And all this sturm und drang has coincided with the beginning of digging season: my social media feeds are flooded with friends returning to the most beautiful Tuscan village where, although bad things certainly happened when I was there, my memory provides a warped vision of golden summers filled with friends and the joy of science and discovery. My friend Theresa just wrote the most lovely piece on the FOMO (Fear Of Missing Out) caused by not being there.
I wonder if the real reason I grieve for not spending 8 weeks digging in Italy this summer is not the high of excavation, or the high jinks of celebrations/commisserations. I don't think it's the food, wine or views that I'm really missing. I think it's the entirely false impression that in that enchanted place, in this safe space, there are no problems that our wonderful excavation director can't work out, and that can't be forgotten with a little grappa, a hug and a late night conversation with a good friend.
I think that's a testament to the site and its running, and I'm sure that experience was not universal: I certainly saw people battle with homesickness, personal issues, relationships and grief. Nostalgia is a false friend. But those summers were before I really saw Etruscan archaeology with the gloves off at a hostile, sexist conference, before I lost a pregnancy and came damn near losing another one, back when I had a funded PhD position and an engagement ring and was sure that the world would be a feast of opportunities and joys.
Those experiences are the reason it doesn't feel the same when I go back, the reason the FOMO bites me personally so hard.

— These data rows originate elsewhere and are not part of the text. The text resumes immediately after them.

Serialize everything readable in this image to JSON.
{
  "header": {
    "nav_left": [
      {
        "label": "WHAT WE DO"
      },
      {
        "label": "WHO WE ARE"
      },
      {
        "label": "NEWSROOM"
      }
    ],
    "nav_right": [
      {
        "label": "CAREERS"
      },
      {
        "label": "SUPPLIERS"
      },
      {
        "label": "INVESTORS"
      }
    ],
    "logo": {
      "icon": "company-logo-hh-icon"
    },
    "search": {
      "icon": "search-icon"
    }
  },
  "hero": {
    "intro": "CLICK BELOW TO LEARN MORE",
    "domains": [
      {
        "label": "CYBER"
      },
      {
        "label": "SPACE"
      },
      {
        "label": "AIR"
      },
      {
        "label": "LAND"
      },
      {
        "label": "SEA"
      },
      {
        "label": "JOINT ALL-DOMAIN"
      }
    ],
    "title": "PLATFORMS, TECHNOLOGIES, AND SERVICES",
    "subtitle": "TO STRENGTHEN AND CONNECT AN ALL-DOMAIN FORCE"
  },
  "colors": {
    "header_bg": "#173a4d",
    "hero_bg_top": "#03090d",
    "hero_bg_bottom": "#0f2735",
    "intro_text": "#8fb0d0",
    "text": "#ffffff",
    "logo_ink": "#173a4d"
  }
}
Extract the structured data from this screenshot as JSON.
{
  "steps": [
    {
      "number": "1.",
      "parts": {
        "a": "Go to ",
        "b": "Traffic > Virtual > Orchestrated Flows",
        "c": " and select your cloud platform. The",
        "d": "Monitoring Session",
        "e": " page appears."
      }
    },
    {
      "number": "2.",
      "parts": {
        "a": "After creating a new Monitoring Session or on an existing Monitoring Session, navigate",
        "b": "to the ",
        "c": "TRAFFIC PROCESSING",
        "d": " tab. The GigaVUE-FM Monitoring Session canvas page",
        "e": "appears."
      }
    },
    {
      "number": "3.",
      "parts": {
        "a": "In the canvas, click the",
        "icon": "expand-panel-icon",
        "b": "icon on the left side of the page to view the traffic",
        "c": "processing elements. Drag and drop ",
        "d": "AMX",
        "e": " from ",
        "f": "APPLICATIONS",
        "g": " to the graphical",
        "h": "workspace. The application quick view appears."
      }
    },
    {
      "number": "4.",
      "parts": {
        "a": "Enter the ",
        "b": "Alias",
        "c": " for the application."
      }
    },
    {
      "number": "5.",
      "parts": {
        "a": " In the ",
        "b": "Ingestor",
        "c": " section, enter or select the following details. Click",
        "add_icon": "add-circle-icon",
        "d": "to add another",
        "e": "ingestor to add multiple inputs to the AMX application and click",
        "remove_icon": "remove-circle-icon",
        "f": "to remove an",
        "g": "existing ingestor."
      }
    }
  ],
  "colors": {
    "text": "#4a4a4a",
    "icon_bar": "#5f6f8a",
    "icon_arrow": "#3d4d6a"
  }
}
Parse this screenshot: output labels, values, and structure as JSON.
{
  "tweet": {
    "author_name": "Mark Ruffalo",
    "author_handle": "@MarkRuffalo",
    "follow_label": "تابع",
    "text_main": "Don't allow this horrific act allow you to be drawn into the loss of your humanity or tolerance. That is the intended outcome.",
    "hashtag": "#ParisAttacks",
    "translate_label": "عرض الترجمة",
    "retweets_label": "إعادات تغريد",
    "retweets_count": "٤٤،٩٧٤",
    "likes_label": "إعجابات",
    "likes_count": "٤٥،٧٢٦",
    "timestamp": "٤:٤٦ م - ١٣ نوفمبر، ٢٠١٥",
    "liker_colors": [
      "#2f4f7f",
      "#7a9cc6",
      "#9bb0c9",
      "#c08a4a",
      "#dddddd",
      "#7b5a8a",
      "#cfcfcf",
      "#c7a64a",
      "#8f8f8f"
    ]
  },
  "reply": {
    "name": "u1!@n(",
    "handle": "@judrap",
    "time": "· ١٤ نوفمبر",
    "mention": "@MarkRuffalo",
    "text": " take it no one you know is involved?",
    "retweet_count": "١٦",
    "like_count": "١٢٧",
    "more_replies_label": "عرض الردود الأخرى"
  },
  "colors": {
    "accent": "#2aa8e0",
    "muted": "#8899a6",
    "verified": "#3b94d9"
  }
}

As with everything in archaeology, the major issue is I can't go back in time.